TASK DIRECTIONS: Exactly reproduce each record listed below.

%%

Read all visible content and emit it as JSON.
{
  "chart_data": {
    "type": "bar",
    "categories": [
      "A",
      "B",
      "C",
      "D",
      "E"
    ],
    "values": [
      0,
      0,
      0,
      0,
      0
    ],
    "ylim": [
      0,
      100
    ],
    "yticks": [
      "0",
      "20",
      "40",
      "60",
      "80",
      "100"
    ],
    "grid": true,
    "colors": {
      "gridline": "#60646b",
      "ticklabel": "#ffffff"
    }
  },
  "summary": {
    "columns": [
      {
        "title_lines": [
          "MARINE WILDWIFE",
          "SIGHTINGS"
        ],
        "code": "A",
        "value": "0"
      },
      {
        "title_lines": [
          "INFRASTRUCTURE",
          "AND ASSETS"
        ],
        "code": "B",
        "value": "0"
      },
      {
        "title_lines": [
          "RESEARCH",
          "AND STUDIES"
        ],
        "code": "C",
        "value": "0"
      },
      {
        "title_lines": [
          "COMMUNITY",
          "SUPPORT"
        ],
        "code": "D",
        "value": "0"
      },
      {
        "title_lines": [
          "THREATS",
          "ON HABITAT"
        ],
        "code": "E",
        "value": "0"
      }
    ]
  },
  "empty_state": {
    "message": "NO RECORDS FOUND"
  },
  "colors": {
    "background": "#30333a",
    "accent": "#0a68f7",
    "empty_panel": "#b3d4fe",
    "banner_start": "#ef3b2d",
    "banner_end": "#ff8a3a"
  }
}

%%

WORKED SOLUTION:
Read all visible content and emit it as JSON.
{
  "chart_data": {
    "type": "bar",
    "categories": [
      "A",
      "B",
      "C",
      "D",
      "E"
    ],
    "values": [
      0,
      0,
      0,
      0,
      0
    ],
    "ylim": [
      0,
      100
    ],
    "yticks": [
      "0",
      "20",
      "40",
      "60",
      "80",
      "100"
    ],
    "grid": true,
    "colors": {
      "gridline": "#60646b",
      "ticklabel": "#ffffff"
    }
  },
  "summary": {
    "columns": [
      {
        "title_lines": [
          "MARINE WILDWIFE",
          "SIGHTINGS"
        ],
        "code": "A",
        "value": "0"
      },
      {
        "title_lines": [
          "INFRASTRUCTURE",
          "AND ASSETS"
        ],
        "code": "B",
        "value": "0"
      },
      {
        "title_lines": [
          "RESEARCH",
          "AND STUDIES"
        ],
        "code": "C",
        "value": "0"
      },
      {
        "title_lines": [
          "COMMUNITY",
          "SUPPORT"
        ],
        "code": "D",
        "value": "0"
      },
      {
        "title_lines": [
          "THREATS",
          "ON HABITAT"
        ],
        "code": "E",
        "value": "0"
      }
    ]
  },
  "empty_state": {
    "message": "NO RECORDS FOUND"
  },
  "colors": {
    "background": "#30333a",
    "accent": "#0a68f7",
    "empty_panel": "#b3d4fe",
    "banner_start": "#ef3b2d",
    "banner_end": "#ff8a3a"
  }
}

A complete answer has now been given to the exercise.